I came across this excellent paper from David Andrew Singer and Mark Copelovitch. It is easily one of the best papers I have read on political economy of Central Banking.
The paper tries to answer this question- if central banks are given the responsibility of bank supervision as well, how do they perform in terms of inflation management? The reasons for Central banks being given bank supervision role (or not given) is because of historical reasons and the institutional set-up in the economy. Read the paper for some excellent examples.
The next question is why should central banks face problems by doing bank supervision as well? Say a Central Bank raises rates to manage rising inflation, it would impact the banks as well:
Banks are particularly vulnerable to changing financial market conditions because they must commit to loan terms in advance. More specifically, banks that issue fixed-rate loans, such as mortgages and certain corporate loans, will face declining profits as increasing interest rates force them to raise their own deposit rates. Bank customers might also withdraw their money in favor of higher -yielding money market accounts or other investments.
The overall increase in the cost of funds, in turn, cuts into banks’ profits and increases the likelihood of bank failures (OECD 1992). Increasing interest rates also leads to a greater risk of default by bank customers with flexible-rate loans, which also increases the potential for bank failures (OECD1992; Tuya and Zamalloa 1994).
So, what the paper says is if central banks are banks supervisors as well, they would also be looking at bank balance-sheets and not just inf lation. The findings:
All else equal, countries in which the central bank does not regulate banks have inflation rates that are 0.81 % lower than in countries that regulate banks.
This is an important finding. In this crisis, there are suggestions that Central banks should be made responsible for bank supervision as well (or should have a larger role to play). Now, if they are made bank supervisors as well how will they balance the risks of inflation? The study looks at Bank of England and shows how seperation of bank supervision tasks from Bank of England led it to focus on inflation. And in this crisis, there is criticism that Bank of England was not aware of the problems in UK banking system. So clearly, the problems have come full circle. The paper would have been more interesting if it had also seen how central banks that are bank supervisors as well, fared in manging banking/financial crisis? Did they have more information. Then this cost of high inflation vs benefits of managing the crisis could have been analysed. There is a huge scope for further research.
And what should developing economies do? The developing economies have weaker institutions and do not have the expertise as well. So as a result, in developing economies one usually sees Central banks doing the role of both- monetary management and bank regulation. Should they give up the role of bank supervision to get better control on inflation? Then what happens to banks? Who will supervise them?

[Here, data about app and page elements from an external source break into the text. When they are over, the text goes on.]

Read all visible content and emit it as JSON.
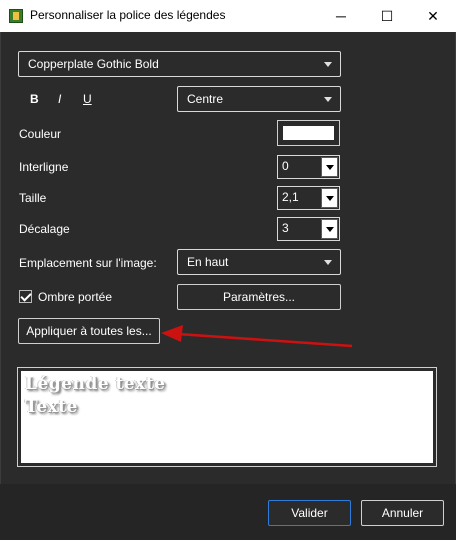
{
  "window": {
    "title": "Personnaliser la police des légendes",
    "minimize_glyph": "─",
    "maximize_glyph": "☐",
    "close_glyph": "✕"
  },
  "font": {
    "selected": "Copperplate Gothic Bold"
  },
  "format": {
    "bold": "B",
    "italic": "I",
    "underline": "U"
  },
  "alignment": {
    "selected": "Centre"
  },
  "fields": {
    "color_label": "Couleur",
    "color_value": "#ffffff",
    "line_spacing_label": "Interligne",
    "line_spacing_value": "0",
    "size_label": "Taille",
    "size_value": "2,1",
    "offset_label": "Décalage",
    "offset_value": "3",
    "placement_label": "Emplacement sur l'image:",
    "placement_value": "En haut",
    "shadow_label": "Ombre portée",
    "shadow_checked": true,
    "settings_button": "Paramètres..."
  },
  "apply_all_button": "Appliquer à toutes les...",
  "preview": {
    "line1": "Légende texte",
    "line2": "Texte"
  },
  "footer": {
    "ok": "Valider",
    "cancel": "Annuler"
  },
  "colors": {
    "accent": "#2f7bd9",
    "arrow": "#cc1111",
    "background": "#2b2b2b"
  }
}
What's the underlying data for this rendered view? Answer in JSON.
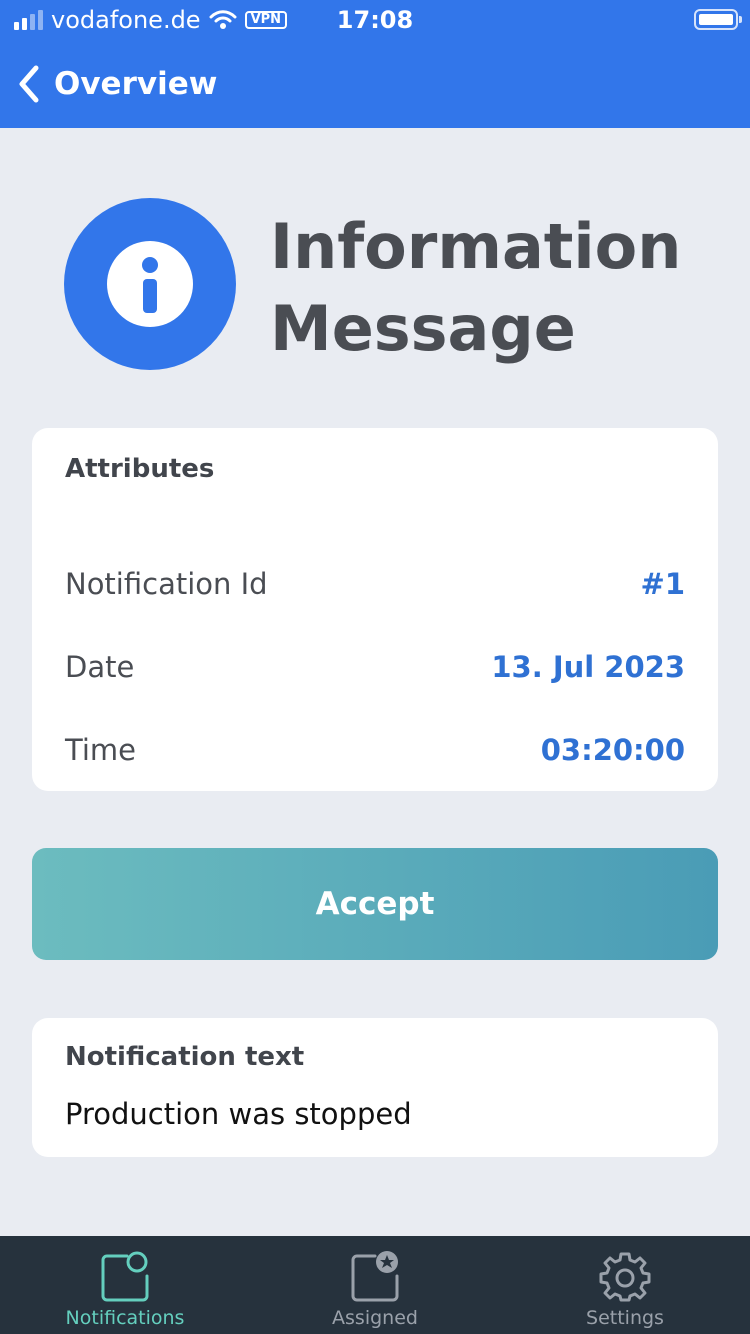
{
  "status_bar": {
    "carrier": "vodafone.de",
    "vpn_label": "VPN",
    "time": "17:08"
  },
  "nav": {
    "back_label": "Overview"
  },
  "hero": {
    "title_line1": "Information",
    "title_line2": "Message",
    "icon": "info-icon"
  },
  "attributes": {
    "title": "Attributes",
    "rows": [
      {
        "label": "Notification Id",
        "value": "#1"
      },
      {
        "label": "Date",
        "value": "13. Jul 2023"
      },
      {
        "label": "Time",
        "value": "03:20:00"
      }
    ]
  },
  "accept_label": "Accept",
  "notification": {
    "title": "Notification text",
    "text": "Production was stopped"
  },
  "tabs": [
    {
      "label": "Notifications",
      "icon": "notifications-icon",
      "active": true
    },
    {
      "label": "Assigned",
      "icon": "assigned-icon",
      "active": false
    },
    {
      "label": "Settings",
      "icon": "gear-icon",
      "active": false
    }
  ],
  "colors": {
    "header": "#3276ea",
    "accent_value": "#2f71d3",
    "accept_start": "#6cbcbf",
    "accept_end": "#4a9cb6",
    "tab_bar": "#26323d",
    "tab_active": "#64cfbe",
    "tab_inactive": "#9aa1aa",
    "background": "#e9ecf2"
  }
}
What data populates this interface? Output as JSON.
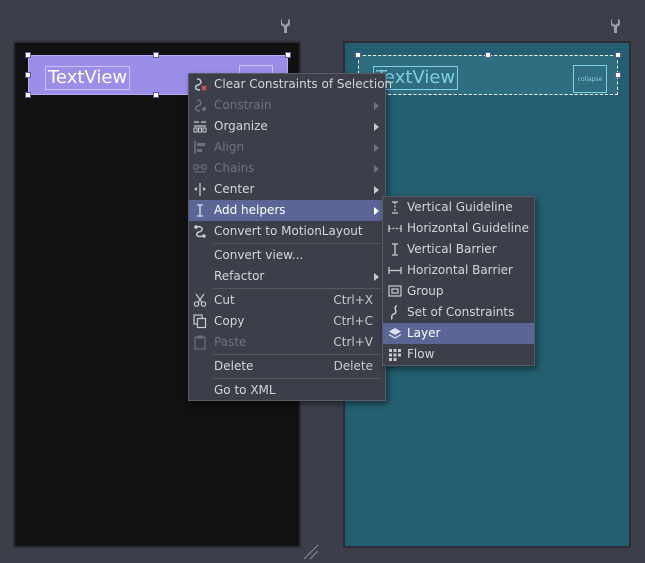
{
  "design_view": {
    "textview_label": "TextView"
  },
  "blueprint_view": {
    "textview_label": "TextView",
    "inner_label": "collapse"
  },
  "context_menu": {
    "items": [
      {
        "label": "Clear Constraints of Selection",
        "icon": "clear-constraints-icon",
        "enabled": true
      },
      {
        "label": "Constrain",
        "icon": "constrain-icon",
        "enabled": false,
        "submenu": true
      },
      {
        "label": "Organize",
        "icon": "organize-icon",
        "enabled": true,
        "submenu": true
      },
      {
        "label": "Align",
        "icon": "align-icon",
        "enabled": false,
        "submenu": true
      },
      {
        "label": "Chains",
        "icon": "chains-icon",
        "enabled": false,
        "submenu": true
      },
      {
        "label": "Center",
        "icon": "center-icon",
        "enabled": true,
        "submenu": true
      },
      {
        "label": "Add helpers",
        "icon": "add-helpers-icon",
        "enabled": true,
        "submenu": true,
        "highlighted": true
      },
      {
        "label": "Convert to MotionLayout",
        "icon": "motion-layout-icon",
        "enabled": true
      },
      {
        "label": "Convert view...",
        "enabled": true
      },
      {
        "label": "Refactor",
        "enabled": true,
        "submenu": true
      },
      {
        "label": "Cut",
        "icon": "cut-icon",
        "shortcut": "Ctrl+X",
        "enabled": true
      },
      {
        "label": "Copy",
        "icon": "copy-icon",
        "shortcut": "Ctrl+C",
        "enabled": true
      },
      {
        "label": "Paste",
        "icon": "paste-icon",
        "shortcut": "Ctrl+V",
        "enabled": false
      },
      {
        "label": "Delete",
        "shortcut": "Delete",
        "enabled": true
      },
      {
        "label": "Go to XML",
        "enabled": true
      }
    ]
  },
  "helpers_submenu": {
    "items": [
      {
        "label": "Vertical Guideline",
        "icon": "vertical-guideline-icon"
      },
      {
        "label": "Horizontal Guideline",
        "icon": "horizontal-guideline-icon"
      },
      {
        "label": "Vertical Barrier",
        "icon": "vertical-barrier-icon"
      },
      {
        "label": "Horizontal Barrier",
        "icon": "horizontal-barrier-icon"
      },
      {
        "label": "Group",
        "icon": "group-icon"
      },
      {
        "label": "Set of Constraints",
        "icon": "set-of-constraints-icon"
      },
      {
        "label": "Layer",
        "icon": "layer-icon",
        "highlighted": true
      },
      {
        "label": "Flow",
        "icon": "flow-icon"
      }
    ]
  },
  "colors": {
    "background": "#3c3f4a",
    "menu_highlight": "#5b6696",
    "design_surface": "#111111",
    "blueprint_surface": "#235f70",
    "textview_fill": "#9b8ee8"
  }
}
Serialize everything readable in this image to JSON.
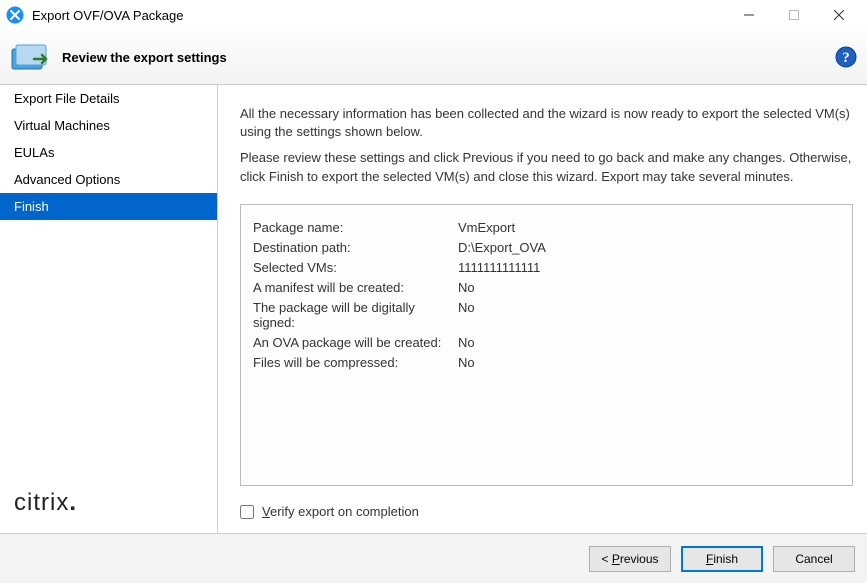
{
  "window": {
    "title": "Export OVF/OVA Package"
  },
  "header": {
    "title": "Review the export settings"
  },
  "sidebar": {
    "items": [
      {
        "label": "Export File Details"
      },
      {
        "label": "Virtual Machines"
      },
      {
        "label": "EULAs"
      },
      {
        "label": "Advanced Options"
      },
      {
        "label": "Finish"
      }
    ],
    "brand": "citrix"
  },
  "main": {
    "instr1": "All the necessary information has been collected and the wizard is now ready to export the selected VM(s) using the settings shown below.",
    "instr2": "Please review these settings and click Previous if you need to go back and make any changes. Otherwise, click Finish to export the selected VM(s) and close this wizard. Export may take several minutes.",
    "settings": [
      {
        "label": "Package name:",
        "value": "VmExport"
      },
      {
        "label": "Destination path:",
        "value": "D:\\Export_OVA"
      },
      {
        "label": "Selected VMs:",
        "value": "1111111111111"
      },
      {
        "label": "A manifest will be created:",
        "value": "No"
      },
      {
        "label": "The package will be digitally signed:",
        "value": "No"
      },
      {
        "label": "An OVA package will be created:",
        "value": "No"
      },
      {
        "label": "Files will be compressed:",
        "value": "No"
      }
    ],
    "verify_label_prefix": "",
    "verify_label_underline": "V",
    "verify_label_rest": "erify export on completion"
  },
  "footer": {
    "previous_prefix": "< ",
    "previous_underline": "P",
    "previous_rest": "revious",
    "finish_underline": "F",
    "finish_rest": "inish",
    "cancel_label": "Cancel"
  }
}
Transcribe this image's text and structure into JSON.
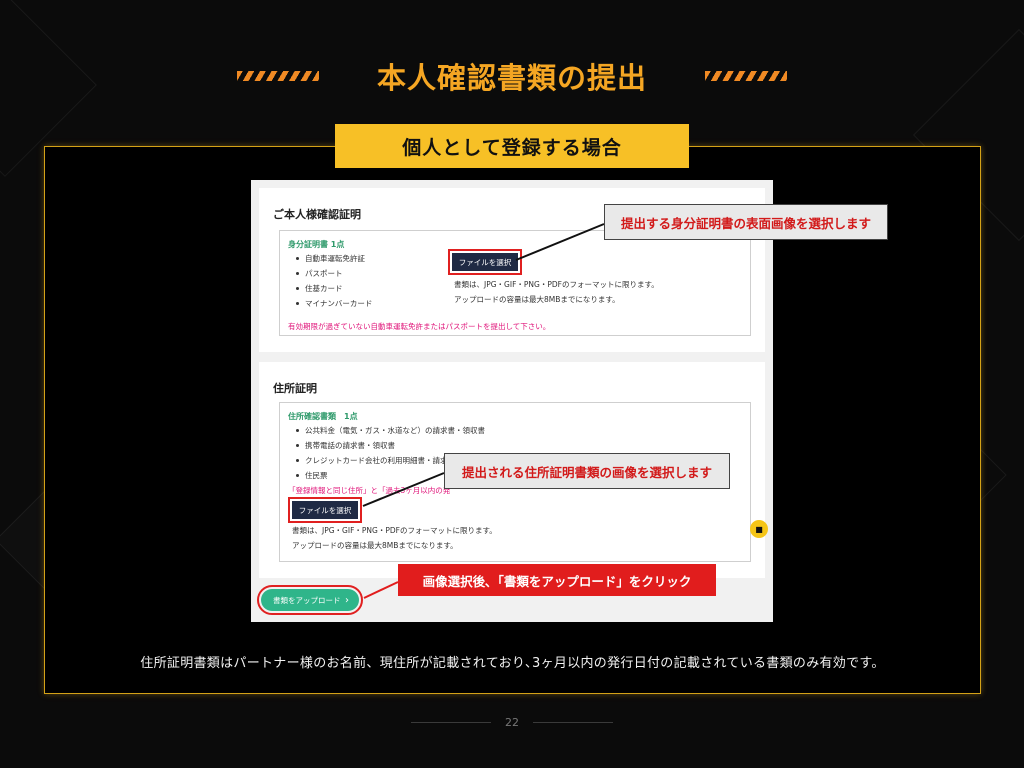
{
  "header": {
    "title": "本人確認書類の提出",
    "subtitle": "個人として登録する場合"
  },
  "identity": {
    "title": "ご本人様確認証明",
    "category": "身分証明書 1点",
    "items": [
      "自動車運転免許証",
      "パスポート",
      "住基カード",
      "マイナンバーカード"
    ],
    "warning": "有効期限が過ぎていない自動車運転免許またはパスポートを提出して下さい。",
    "file_button": "ファイルを選択",
    "note1": "書類は、JPG・GIF・PNG・PDFのフォーマットに限ります。",
    "note2": "アップロードの容量は最大8MBまでになります。"
  },
  "address": {
    "title": "住所証明",
    "category": "住所確認書類　1点",
    "items": [
      "公共料金（電気・ガス・水道など）の請求書・領収書",
      "携帯電話の請求書・領収書",
      "クレジットカード会社の利用明細書・請求書",
      "住民票"
    ],
    "warning": "「登録情報と同じ住所」と「過去3ヶ月以内の発",
    "file_button": "ファイルを選択",
    "note1": "書類は、JPG・GIF・PNG・PDFのフォーマットに限ります。",
    "note2": "アップロードの容量は最大8MBまでになります。"
  },
  "upload_button": "書類をアップロード",
  "callouts": {
    "c1": "提出する身分証明書の表面画像を選択します",
    "c2": "提出される住所証明書類の画像を選択します",
    "c3": "画像選択後､「書類をアップロード」をクリック"
  },
  "footer": "住所証明書類はパートナー様のお名前、現住所が記載されており､3ヶ月以内の発行日付の記載されている書類のみ有効です。",
  "page_number": "22",
  "colors": {
    "title": "#f5a623",
    "subtitle_bg": "#f7c026",
    "callout_text": "#d21a1a",
    "upload_button": "#2fb58a",
    "warning": "#e0157a"
  }
}
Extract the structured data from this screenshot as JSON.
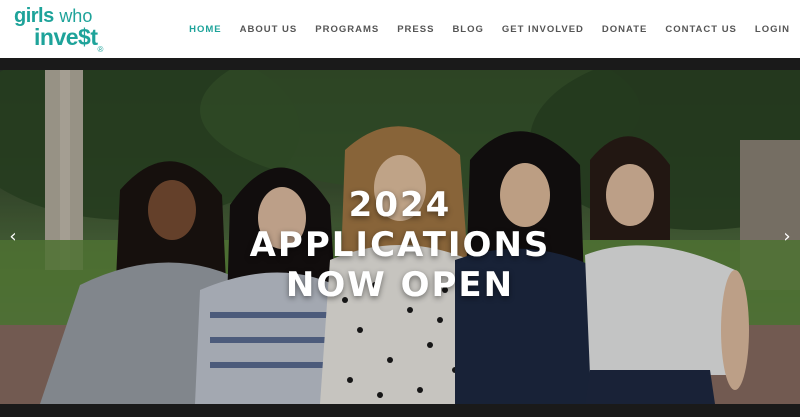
{
  "logo": {
    "line1_bold": "girls",
    "line1_light": "who",
    "line2": "inve$t",
    "trademark": "®"
  },
  "nav": {
    "items": [
      {
        "label": "HOME",
        "active": true
      },
      {
        "label": "ABOUT US"
      },
      {
        "label": "PROGRAMS"
      },
      {
        "label": "PRESS"
      },
      {
        "label": "BLOG"
      },
      {
        "label": "GET INVOLVED"
      },
      {
        "label": "DONATE"
      },
      {
        "label": "CONTACT US"
      },
      {
        "label": "LOGIN"
      }
    ]
  },
  "hero": {
    "headline": [
      "2024",
      "APPLICATIONS",
      "NOW OPEN"
    ],
    "prev_arrow": "‹",
    "next_arrow": "›",
    "accent_color": "#1ea39a"
  }
}
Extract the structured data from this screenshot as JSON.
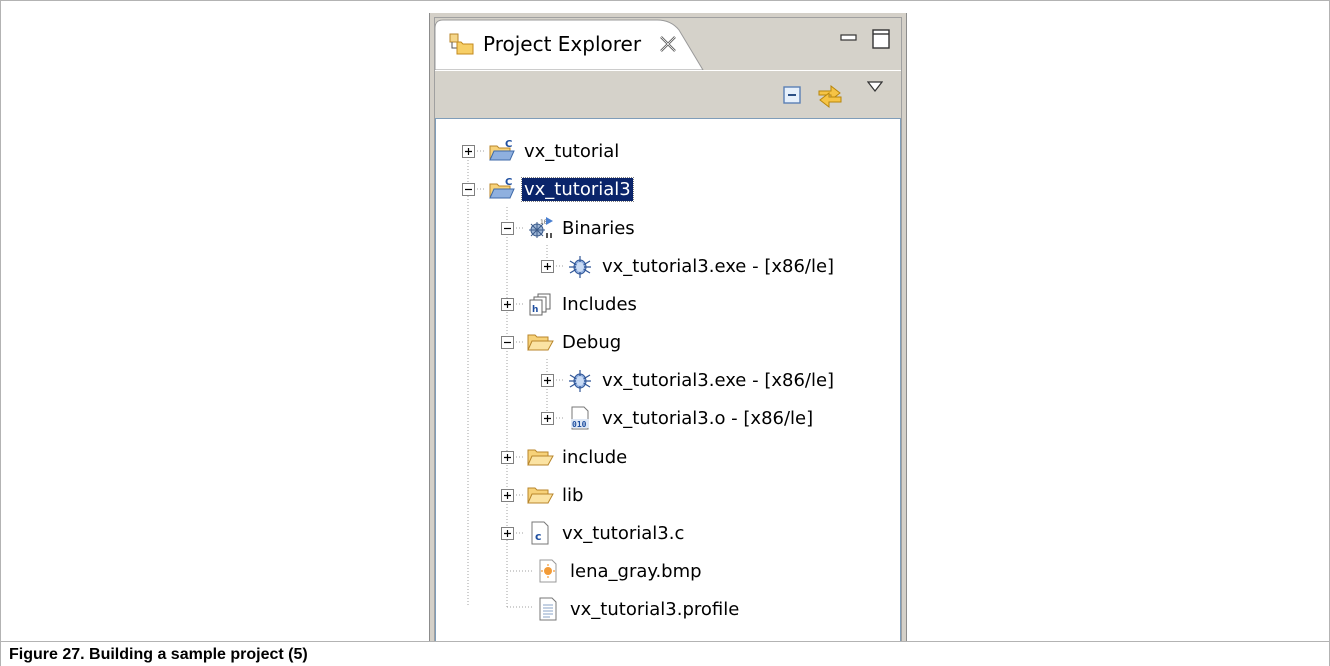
{
  "view": {
    "title": "Project Explorer",
    "tab_icon": "project-explorer-icon",
    "close_icon": "close-icon",
    "minimize_icon": "minimize-icon",
    "maximize_icon": "maximize-icon"
  },
  "toolbar": {
    "collapse_icon": "collapse-all-icon",
    "link_icon": "link-with-editor-icon",
    "menu_icon": "view-menu-icon"
  },
  "tree": {
    "items": [
      {
        "label": "vx_tutorial",
        "icon": "c-project-folder-icon",
        "expanded": false,
        "selected": false
      },
      {
        "label": "vx_tutorial3",
        "icon": "c-project-folder-icon",
        "expanded": true,
        "selected": true
      },
      {
        "label": "Binaries",
        "icon": "binaries-icon",
        "expanded": true
      },
      {
        "label": "vx_tutorial3.exe - [x86/le]",
        "icon": "bug-executable-icon",
        "expanded": false
      },
      {
        "label": "Includes",
        "icon": "includes-icon",
        "expanded": false
      },
      {
        "label": "Debug",
        "icon": "folder-open-icon",
        "expanded": true
      },
      {
        "label": "vx_tutorial3.exe - [x86/le]",
        "icon": "bug-executable-icon",
        "expanded": false
      },
      {
        "label": "vx_tutorial3.o - [x86/le]",
        "icon": "object-file-icon",
        "expanded": false
      },
      {
        "label": "include",
        "icon": "folder-icon",
        "expanded": false
      },
      {
        "label": "lib",
        "icon": "folder-icon",
        "expanded": false
      },
      {
        "label": "vx_tutorial3.c",
        "icon": "c-source-file-icon",
        "expanded": false
      },
      {
        "label": "lena_gray.bmp",
        "icon": "image-file-icon"
      },
      {
        "label": "vx_tutorial3.profile",
        "icon": "text-file-icon"
      }
    ]
  },
  "caption": "Figure 27.  Building a sample project (5)",
  "colors": {
    "selection": "#0a246a",
    "panel_bg": "#d5d2ca",
    "folder": "#f5c451"
  }
}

I think developing economies need to wait to seperate the regulation from central banks.
There are numeorus papers that assess whether Central Bank Independence has led to lower inflation or not. But very few papers look at the regulation function of Central Banks and how it effects their performance. This paper throws a lot of light on this matter and also the political economy of central banks.